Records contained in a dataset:

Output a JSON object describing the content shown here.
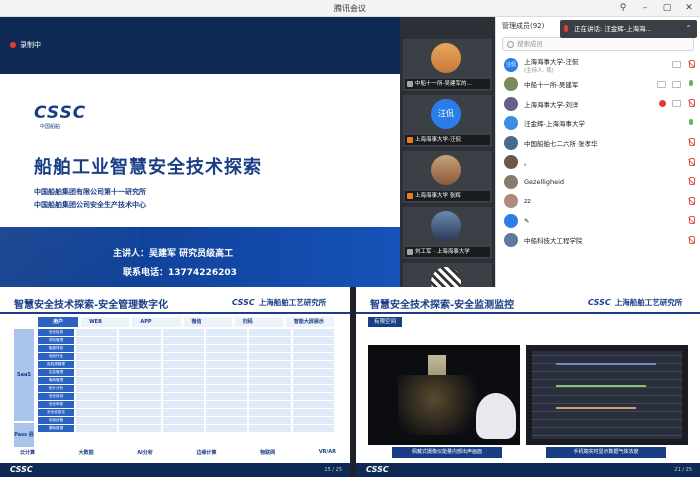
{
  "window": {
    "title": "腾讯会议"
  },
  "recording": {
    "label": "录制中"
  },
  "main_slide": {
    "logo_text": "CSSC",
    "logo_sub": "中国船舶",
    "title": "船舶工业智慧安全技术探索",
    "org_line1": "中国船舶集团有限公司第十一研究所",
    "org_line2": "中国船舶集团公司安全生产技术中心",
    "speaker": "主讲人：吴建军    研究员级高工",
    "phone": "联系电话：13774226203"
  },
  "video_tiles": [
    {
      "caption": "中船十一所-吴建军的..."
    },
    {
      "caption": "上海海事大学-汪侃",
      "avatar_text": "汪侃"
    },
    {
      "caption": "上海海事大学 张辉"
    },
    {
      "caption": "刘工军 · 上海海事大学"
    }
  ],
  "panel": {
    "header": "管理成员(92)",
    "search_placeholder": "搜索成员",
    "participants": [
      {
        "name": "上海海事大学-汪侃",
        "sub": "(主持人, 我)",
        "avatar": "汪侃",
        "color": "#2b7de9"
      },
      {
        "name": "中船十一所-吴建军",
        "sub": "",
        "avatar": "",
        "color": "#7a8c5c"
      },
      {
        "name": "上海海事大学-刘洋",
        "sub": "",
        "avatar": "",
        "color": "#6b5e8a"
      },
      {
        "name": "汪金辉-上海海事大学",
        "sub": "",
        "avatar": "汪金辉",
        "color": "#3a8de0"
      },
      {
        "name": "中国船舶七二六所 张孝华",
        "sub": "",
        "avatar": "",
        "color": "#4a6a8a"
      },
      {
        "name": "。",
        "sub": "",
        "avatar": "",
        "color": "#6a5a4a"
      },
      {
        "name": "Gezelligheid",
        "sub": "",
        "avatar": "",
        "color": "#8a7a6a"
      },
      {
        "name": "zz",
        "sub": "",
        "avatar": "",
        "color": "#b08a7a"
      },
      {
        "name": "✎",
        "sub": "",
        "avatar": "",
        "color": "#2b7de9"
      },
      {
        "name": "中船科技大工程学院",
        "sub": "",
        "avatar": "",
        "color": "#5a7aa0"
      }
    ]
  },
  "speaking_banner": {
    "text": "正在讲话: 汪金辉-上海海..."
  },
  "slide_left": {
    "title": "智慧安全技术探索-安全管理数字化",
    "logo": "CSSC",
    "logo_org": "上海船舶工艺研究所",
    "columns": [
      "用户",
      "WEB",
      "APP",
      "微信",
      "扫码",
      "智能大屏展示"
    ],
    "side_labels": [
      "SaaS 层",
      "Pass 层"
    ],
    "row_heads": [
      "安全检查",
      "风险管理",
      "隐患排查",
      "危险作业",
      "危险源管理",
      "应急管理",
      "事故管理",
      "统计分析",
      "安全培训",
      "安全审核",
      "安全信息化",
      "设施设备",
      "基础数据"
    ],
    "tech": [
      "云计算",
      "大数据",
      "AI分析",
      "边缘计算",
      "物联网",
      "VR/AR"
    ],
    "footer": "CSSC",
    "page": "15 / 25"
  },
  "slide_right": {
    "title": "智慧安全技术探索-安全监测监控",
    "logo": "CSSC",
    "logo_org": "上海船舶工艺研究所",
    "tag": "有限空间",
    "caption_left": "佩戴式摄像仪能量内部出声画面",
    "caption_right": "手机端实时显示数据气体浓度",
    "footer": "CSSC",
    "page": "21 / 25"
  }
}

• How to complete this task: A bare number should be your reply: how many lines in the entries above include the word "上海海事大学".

• Written answer: 6